Saturday Specials At A Rural School
In a rural school in Gorakhpur, a teacher has dedicated Saturdays for conversations with her students on anything under the sun. This has got even the shyest of students to open up, and has made both teaching and learning a joy, the teacher said.
Pratyaksh Srivastava 13 Sep 2023 6:37 AM GMT
Ramughat, Gorakhpur [Uttar Pradesh]
Nidhi Chaturvedi has realised it is important to first get her shy students comfortable enough to talk amongst themselves and to her, before she can make any headway in her lessons.
“Children often just nod their heads when I ask them if they have understood something I taught. I have learnt for them that it is easier than having to articulate what they have not understood,” Chaturvedi, an assistant teacher at the Primary School in Ramughat, told Gaon Connection.
“A student, Prateek Sahani, was very shy. He would always nod his head if I asked him if he understood something. But, soon I realised he really had not understood it,” she said.
Chaturvedi realised that there were many children like Prateek, who would rather remain silent than speak out if they could not grasp a lesson.
“What is the point if the children are not getting what I tell them? That was when I realised that I have to first make them confident enough to speak up in class, without any fear.
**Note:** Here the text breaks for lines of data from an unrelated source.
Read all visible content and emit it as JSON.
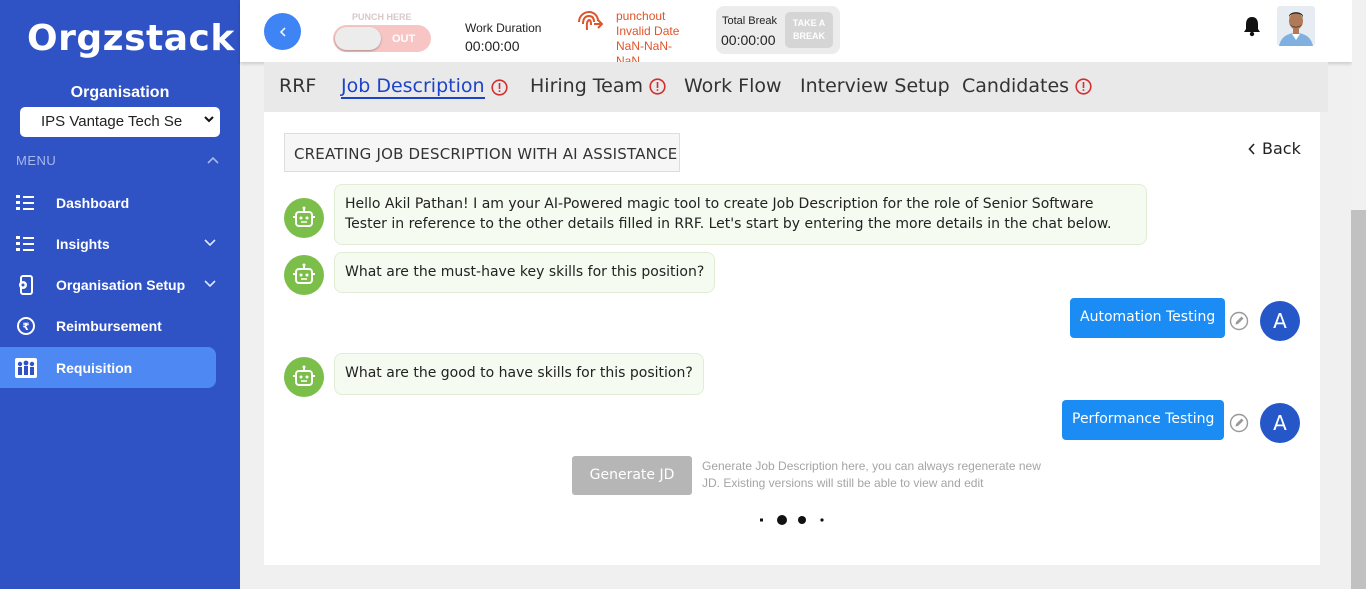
{
  "sidebar": {
    "logo": "Orgzstack",
    "org_label": "Organisation",
    "org_select_value": "IPS Vantage Tech Se",
    "menu_label": "MENU",
    "items": [
      {
        "label": "Dashboard",
        "icon": "list-icon"
      },
      {
        "label": "Insights",
        "icon": "list-icon"
      },
      {
        "label": "Organisation Setup",
        "icon": "mobile-gear-icon"
      },
      {
        "label": "Reimbursement",
        "icon": "money-cycle-icon"
      },
      {
        "label": "Requisition",
        "icon": "people-icon"
      }
    ]
  },
  "header": {
    "punch_label": "PUNCH HERE",
    "punch_state": "OUT",
    "work_duration_label": "Work Duration",
    "work_duration_value": "00:00:00",
    "punchout_text": "punchout Invalid Date NaN-NaN-NaN",
    "total_break_label": "Total Break",
    "total_break_value": "00:00:00",
    "take_break_label": "TAKE A BREAK"
  },
  "tabs": [
    {
      "label": "RRF",
      "warning": false
    },
    {
      "label": "Job Description",
      "warning": true,
      "active": true
    },
    {
      "label": "Hiring Team",
      "warning": true
    },
    {
      "label": "Work Flow",
      "warning": false
    },
    {
      "label": "Interview Setup",
      "warning": false
    },
    {
      "label": "Candidates",
      "warning": true
    }
  ],
  "main": {
    "section_title": "CREATING JOB DESCRIPTION WITH AI ASSISTANCE",
    "back_label": "Back",
    "messages": [
      {
        "from": "bot",
        "text": "Hello Akil Pathan! I am your AI-Powered magic tool to create Job Description for the role of Senior Software Tester in reference to the other details filled in RRF. Let's start by entering the more details in the chat below."
      },
      {
        "from": "bot",
        "text": "What are the must-have key skills for this position?"
      },
      {
        "from": "user",
        "text": "Automation Testing",
        "avatar": "A"
      },
      {
        "from": "bot",
        "text": "What are the good to have skills for this position?"
      },
      {
        "from": "user",
        "text": "Performance Testing",
        "avatar": "A"
      }
    ],
    "generate_button": "Generate JD",
    "generate_hint": "Generate Job Description here, you can always regenerate new JD. Existing versions will still be able to view and edit"
  },
  "colors": {
    "sidebar_bg": "#2f52c4",
    "active_nav": "#4d88f3",
    "tab_active": "#1d44c8",
    "warning": "#d32f2f",
    "bot_avatar": "#7bbf4a",
    "user_bubble": "#1a8cf3",
    "user_avatar": "#2557c9"
  }
}
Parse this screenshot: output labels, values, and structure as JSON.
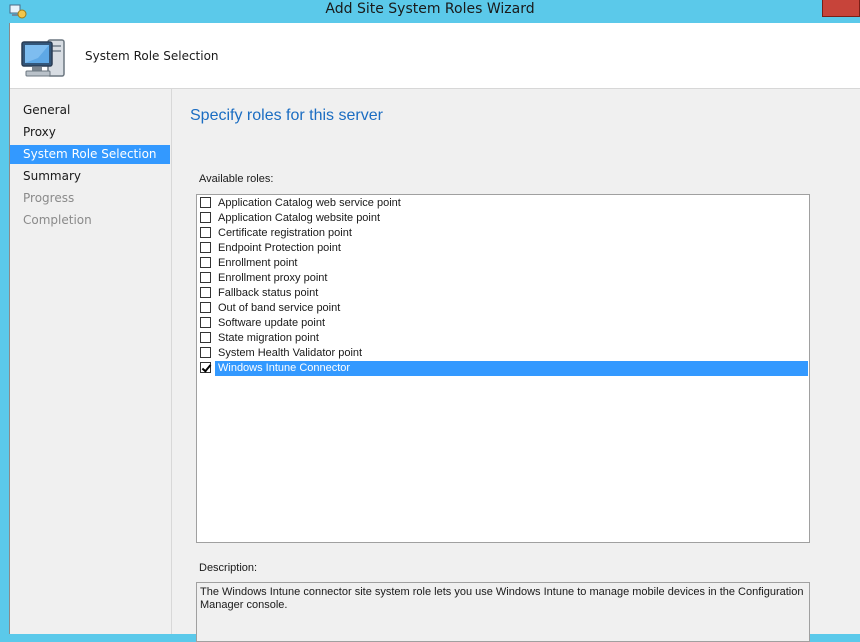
{
  "window": {
    "title": "Add Site System Roles Wizard"
  },
  "header": {
    "title": "System Role Selection",
    "icon": "computer-icon"
  },
  "nav": {
    "items": [
      {
        "label": "General",
        "state": "normal"
      },
      {
        "label": "Proxy",
        "state": "normal"
      },
      {
        "label": "System Role Selection",
        "state": "selected"
      },
      {
        "label": "Summary",
        "state": "normal"
      },
      {
        "label": "Progress",
        "state": "disabled"
      },
      {
        "label": "Completion",
        "state": "disabled"
      }
    ]
  },
  "main": {
    "heading": "Specify roles for this server",
    "roles_label": "Available roles:",
    "roles": [
      {
        "label": "Application Catalog web service point",
        "checked": false
      },
      {
        "label": "Application Catalog website point",
        "checked": false
      },
      {
        "label": "Certificate registration point",
        "checked": false
      },
      {
        "label": "Endpoint Protection point",
        "checked": false
      },
      {
        "label": "Enrollment point",
        "checked": false
      },
      {
        "label": "Enrollment proxy point",
        "checked": false
      },
      {
        "label": "Fallback status point",
        "checked": false
      },
      {
        "label": "Out of band service point",
        "checked": false
      },
      {
        "label": "Software update point",
        "checked": false
      },
      {
        "label": "State migration point",
        "checked": false
      },
      {
        "label": "System Health Validator point",
        "checked": false
      },
      {
        "label": "Windows Intune Connector",
        "checked": true,
        "selected": true
      }
    ],
    "description_label": "Description:",
    "description": "The Windows Intune connector site system role lets you use Windows Intune to manage mobile devices in the Configuration Manager console."
  },
  "colors": {
    "accent": "#3399ff",
    "heading": "#1b6dc2",
    "titlebar": "#5bc9ea",
    "close": "#c7443a"
  }
}
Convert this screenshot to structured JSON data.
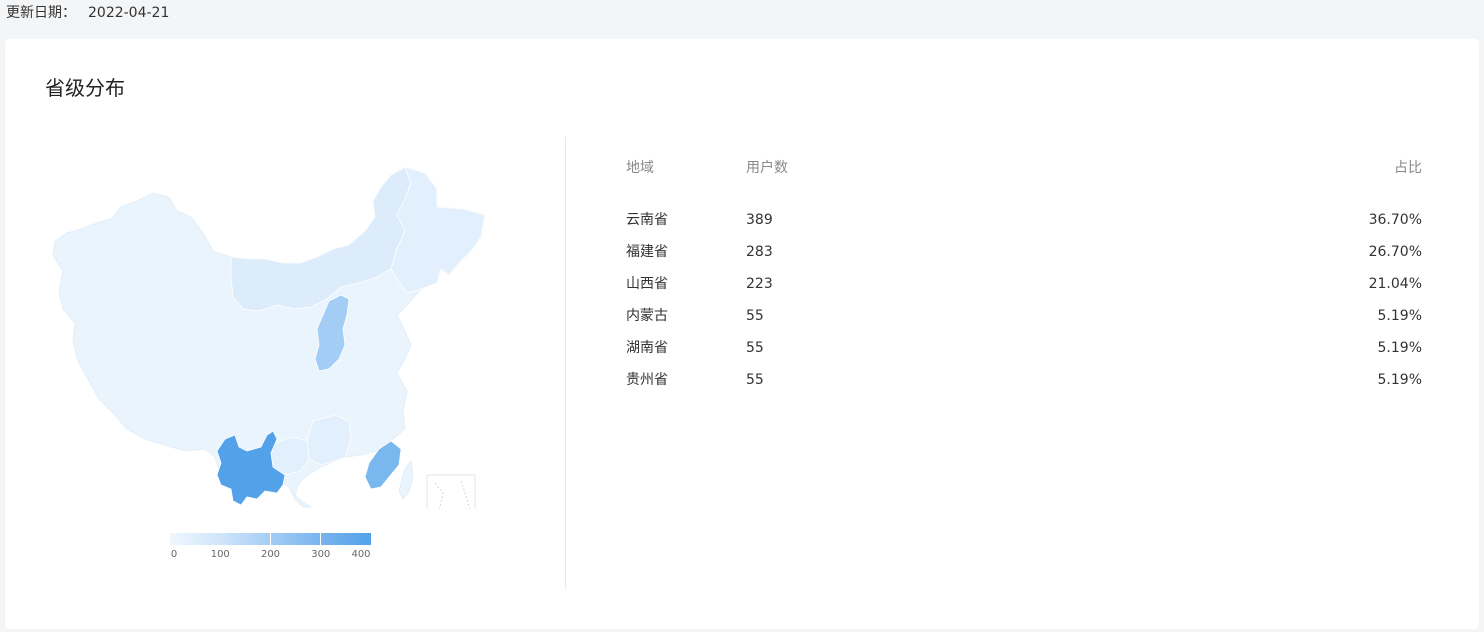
{
  "update": {
    "label": "更新日期：",
    "date": "2022-04-21"
  },
  "card": {
    "title": "省级分布"
  },
  "legend": {
    "ticks": [
      "0",
      "100",
      "200",
      "300",
      "400"
    ],
    "min": 0,
    "max": 400
  },
  "table": {
    "headers": {
      "region": "地域",
      "users": "用户数",
      "pct": "占比"
    },
    "rows": [
      {
        "region": "云南省",
        "users": "389",
        "pct": "36.70%"
      },
      {
        "region": "福建省",
        "users": "283",
        "pct": "26.70%"
      },
      {
        "region": "山西省",
        "users": "223",
        "pct": "21.04%"
      },
      {
        "region": "内蒙古",
        "users": "55",
        "pct": "5.19%"
      },
      {
        "region": "湖南省",
        "users": "55",
        "pct": "5.19%"
      },
      {
        "region": "贵州省",
        "users": "55",
        "pct": "5.19%"
      }
    ]
  },
  "colors": {
    "base": "#eaf4fd",
    "low": "#dcecfb",
    "mid": "#a4cdf5",
    "high": "#79b7ef",
    "max": "#53a2e9"
  }
}
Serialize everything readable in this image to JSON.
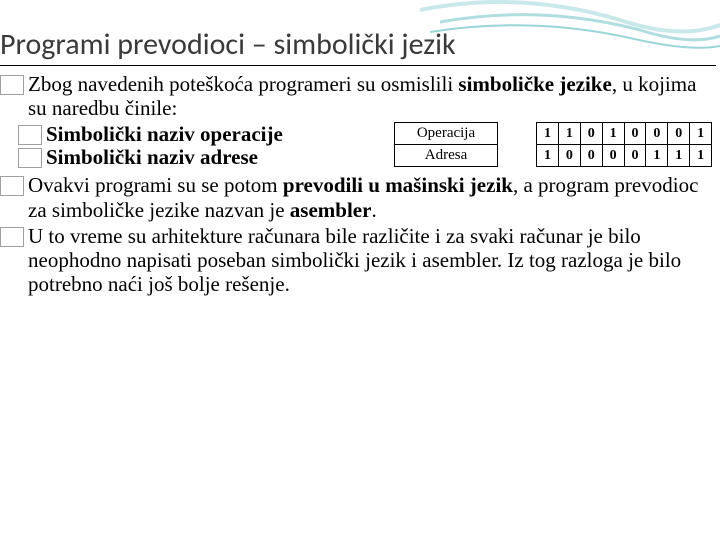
{
  "title": "Programi prevodioci – simbolički jezik",
  "p1": {
    "prefix": "Zbog navedenih poteškoća programeri su osmislili ",
    "bold": "simboličke jezike",
    "suffix": ", u kojima su naredbu činile:"
  },
  "sub1": "Simbolički naziv operacije",
  "sub2": "Simbolički naziv adrese",
  "labels": {
    "op": "Operacija",
    "addr": "Adresa"
  },
  "bits": {
    "row1": [
      "1",
      "1",
      "0",
      "1",
      "0",
      "0",
      "0",
      "1"
    ],
    "row2": [
      "1",
      "0",
      "0",
      "0",
      "0",
      "1",
      "1",
      "1"
    ]
  },
  "p2": {
    "prefix": "Ovakvi programi su se potom ",
    "bold1": "prevodili u mašinski jezik",
    "mid": ", a program prevodioc za simboličke jezike nazvan je ",
    "bold2": "asembler",
    "suffix": "."
  },
  "p3": "U to vreme su arhitekture računara bile različite i za svaki računar je bilo neophodno napisati poseban simbolički jezik i asembler. Iz tog razloga je bilo potrebno naći još bolje rešenje."
}
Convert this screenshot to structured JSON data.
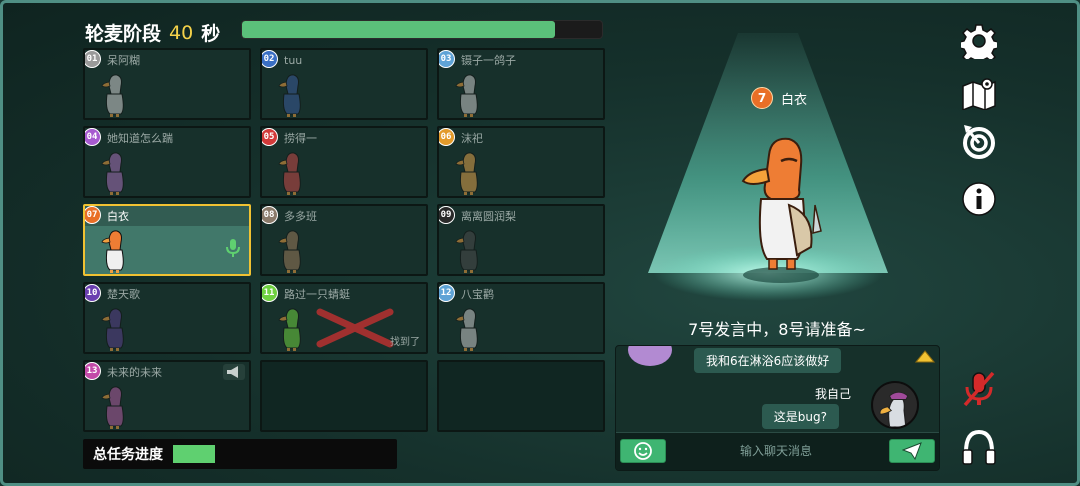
{
  "header": {
    "phase_label": "轮麦阶段",
    "seconds_left": "40",
    "seconds_unit": "秒",
    "timer_progress": 0.87
  },
  "players": [
    {
      "number": "01",
      "name": "呆阿糊",
      "badge_color": "#9a9a9a",
      "goose_color": "#cfcfcf",
      "active": false,
      "empty": false
    },
    {
      "number": "02",
      "name": "tuu",
      "badge_color": "#3a6fc4",
      "goose_color": "#3a5a98",
      "active": false,
      "empty": false
    },
    {
      "number": "03",
      "name": "镊子一鸽子",
      "badge_color": "#5fa3d6",
      "goose_color": "#c8c8c8",
      "active": false,
      "empty": false
    },
    {
      "number": "04",
      "name": "她知道怎么踹",
      "badge_color": "#a75ad0",
      "goose_color": "#a66fb8",
      "active": false,
      "empty": false
    },
    {
      "number": "05",
      "name": "捞得一",
      "badge_color": "#d23a3a",
      "goose_color": "#c84848",
      "active": false,
      "empty": false
    },
    {
      "number": "06",
      "name": "沫祀",
      "badge_color": "#e39a2a",
      "goose_color": "#e0a24a",
      "active": false,
      "empty": false
    },
    {
      "number": "07",
      "name": "白衣",
      "badge_color": "#e96f27",
      "goose_color": "#ee7d34",
      "active": true,
      "empty": false,
      "speaking": true
    },
    {
      "number": "08",
      "name": "多多班",
      "badge_color": "#8a7a6a",
      "goose_color": "#9a7a5a",
      "active": false,
      "empty": false
    },
    {
      "number": "09",
      "name": "离离圆润梨",
      "badge_color": "#2a2a2a",
      "goose_color": "#4a4a4a",
      "active": false,
      "empty": false
    },
    {
      "number": "10",
      "name": "楚天歌",
      "badge_color": "#6a3fb0",
      "goose_color": "#5a3f8a",
      "active": false,
      "empty": false
    },
    {
      "number": "11",
      "name": "路过一只蜻蜓",
      "badge_color": "#6fd040",
      "goose_color": "#6fd040",
      "active": false,
      "empty": false,
      "dead": true,
      "found_label": "找到了"
    },
    {
      "number": "12",
      "name": "八宝鹳",
      "badge_color": "#5fa3d6",
      "goose_color": "#c8c8c8",
      "active": false,
      "empty": false
    },
    {
      "number": "13",
      "name": "未来的未来",
      "badge_color": "#c24aa8",
      "goose_color": "#b05aa0",
      "active": false,
      "empty": false,
      "muted_horn": true
    },
    {
      "empty": true
    },
    {
      "empty": true
    }
  ],
  "task_progress": {
    "label": "总任务进度",
    "value": 0.19
  },
  "speaker": {
    "number": "7",
    "name": "白衣",
    "status": "7号发言中，8号请准备~"
  },
  "chat": {
    "messages": [
      {
        "text": "我和6在淋浴6应该做好",
        "self": false
      },
      {
        "sender": "我自己",
        "text": "这是bug?",
        "self": true
      }
    ],
    "input_placeholder": "输入聊天消息"
  },
  "colors": {
    "accent_green": "#3fb572",
    "highlight_border": "#f1c232",
    "progress_green": "#5fd070"
  },
  "side_icons": [
    "gear-icon",
    "map-icon",
    "target-icon",
    "info-icon",
    "mic-off-icon",
    "headphones-icon"
  ]
}
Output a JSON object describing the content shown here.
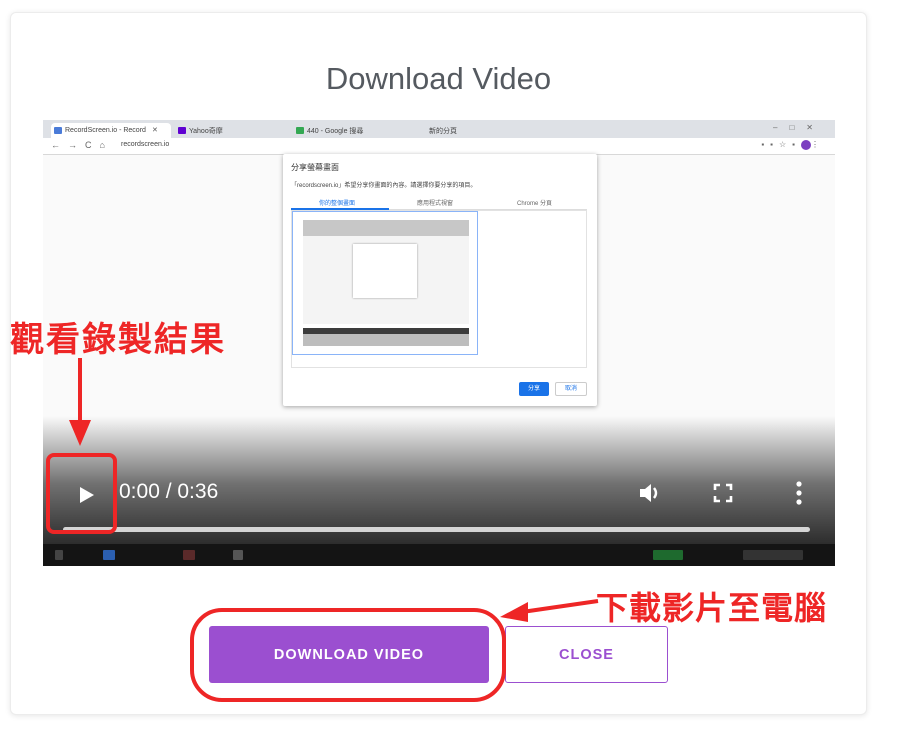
{
  "dialog": {
    "title": "Download Video",
    "download_label": "DOWNLOAD VIDEO",
    "close_label": "CLOSE"
  },
  "player": {
    "time_display": "0:00 / 0:36",
    "progress": 0
  },
  "recording": {
    "tabs": [
      {
        "label": "RecordScreen.io - Record",
        "active": true
      },
      {
        "label": "Yahoo奇摩",
        "active": false
      },
      {
        "label": "440 - Google 搜尋",
        "active": false
      },
      {
        "label": "新的分頁",
        "active": false
      }
    ],
    "url": "recordscreen.io",
    "share_dialog": {
      "title": "分享螢幕畫面",
      "description": "「recordscreen.io」希望分享你畫面的內容。請選擇你要分享的項目。",
      "tabs": [
        "你的整個畫面",
        "應用程式視窗",
        "Chrome 分頁"
      ],
      "share_label": "分享",
      "cancel_label": "取消"
    }
  },
  "annotations": {
    "left": "觀看錄製結果",
    "right": "下載影片至電腦",
    "color": "#ee2626"
  },
  "colors": {
    "accent": "#9b4fd0",
    "title": "#555a60"
  }
}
If they don’t speak up, I will never know if they have understood the lesson,” Chaturvedi said.
“Luckily, there are mechanisms in place under the NIPUN program which help us assess if our students have comprehended what has been taught to them in class. That is how I realised that a mere ‘Yes, Ma’am’ was no guarantee that they have understood,” she added.
NIPUN is an acronym for National Initiative for Proficiency in Reading with Understanding and Numeracy which was launched in 2021 by the Union Ministry of Education. The programme focuses on consolidating and strengthening the literacy and numeracy skills of students in classes one, two and three.
Chaturvedi decided she would have warm up exercises in class that would loosen the tongues of her tongue-tied students.
So she began by asking them about their trip to the market, to their grandmothers’, the temple…what they did there, what they ate there and her ploy worked! Children were happy to recount their experiences.
“The teacher’s’ guide recommends questions that can elicit objective answers that are to start with just made up of one or two words. These questions then gradually lead up to those that require the students to respond in a whole sentence or even more,” Chaturvedi explained.
Objective and subjective questions are recommended in the guides which are provided to teachers across the state by the Basic Education department of the Uttar Pradesh government.
Chaturvedi said how, “Once they start talking about what they ate in the bazaar [market], they are more than happy to tell me how they travelled, what they saw and so on. Coaxing these small details from them leads to entire conversations, and they are not shy anymore!”
According to her, once the ice is broken and the children are comfortable talking, it is but a short step for them to put their hands up and say they have not understood something that was said by the teacher.
“This helps them grasp their lessons better as they have no hesitation in clarifying their doubts with the teacher. We have seen how much better their comprehension is after we have encouraged them to talk more,” she said.
The objective and subjective questions and answers have had a positive impact on shy Prateek. “Ma’am asked me about my family trip to Gorakhnath temple, my favourite snacks, the cartoons I enjoy watching… I am not shy like I was before,” he told Gaon Connection.
Chaturvedi has ensured that Saturdays are conversation days and her students are loving it. “It is a day of suspense and excitement for us,” Mohammad Tasdeeq, her student said.
“On Saturdays we talk about things that are not related to studies. We discuss what is happening in the village, sports, food and so on. That is why we love Saturdays in school the best,” he said.
Chaturvedi feels validated, she said. “The attendance of students is high on Saturdays. It makes me feel good when children want to come to school,” she said.